Element data from apps and pages
------------

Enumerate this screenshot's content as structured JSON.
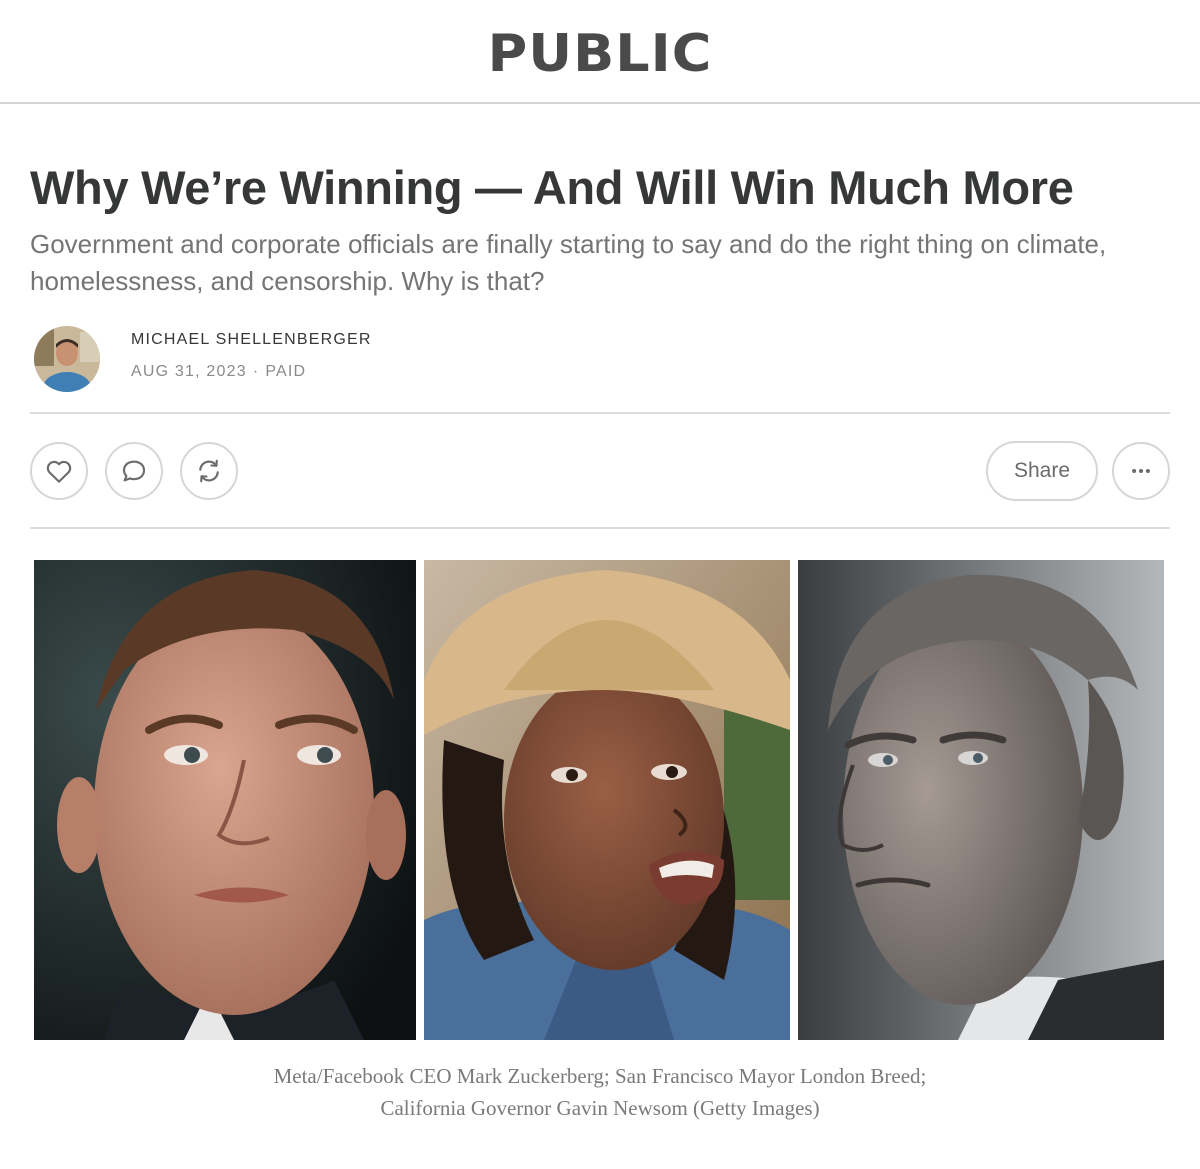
{
  "header": {
    "logo_text": "PUBLIC"
  },
  "article": {
    "title": "Why We’re Winning — And Will Win Much More",
    "subtitle": "Government and corporate officials are finally starting to say and do the right thing on climate, homelessness, and censorship. Why is that?",
    "author": "MICHAEL SHELLENBERGER",
    "date": "AUG 31, 2023",
    "separator": "·",
    "access": "PAID"
  },
  "actions": {
    "like_icon": "heart-icon",
    "comment_icon": "comment-icon",
    "restack_icon": "restack-icon",
    "share_label": "Share",
    "more_icon": "ellipsis-icon"
  },
  "figure": {
    "caption_line1": "Meta/Facebook CEO Mark Zuckerberg; San Francisco Mayor London Breed;",
    "caption_line2": "California Governor Gavin Newsom (Getty Images)"
  },
  "colors": {
    "text": "#363737",
    "muted": "#757575",
    "border": "#d6d6d6"
  }
}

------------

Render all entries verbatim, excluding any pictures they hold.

Enumerate this screenshot's content as structured JSON.
{
  "header": {
    "logo_text": "PUBLIC"
  },
  "article": {
    "title": "Why We’re Winning — And Will Win Much More",
    "subtitle": "Government and corporate officials are finally starting to say and do the right thing on climate, homelessness, and censorship. Why is that?",
    "author": "MICHAEL SHELLENBERGER",
    "date": "AUG 31, 2023",
    "separator": "·",
    "access": "PAID"
  },
  "actions": {
    "like_icon": "heart-icon",
    "comment_icon": "comment-icon",
    "restack_icon": "restack-icon",
    "share_label": "Share",
    "more_icon": "ellipsis-icon"
  },
  "figure": {
    "caption_line1": "Meta/Facebook CEO Mark Zuckerberg; San Francisco Mayor London Breed;",
    "caption_line2": "California Governor Gavin Newsom (Getty Images)"
  },
  "colors": {
    "text": "#363737",
    "muted": "#757575",
    "border": "#d6d6d6"
  }
}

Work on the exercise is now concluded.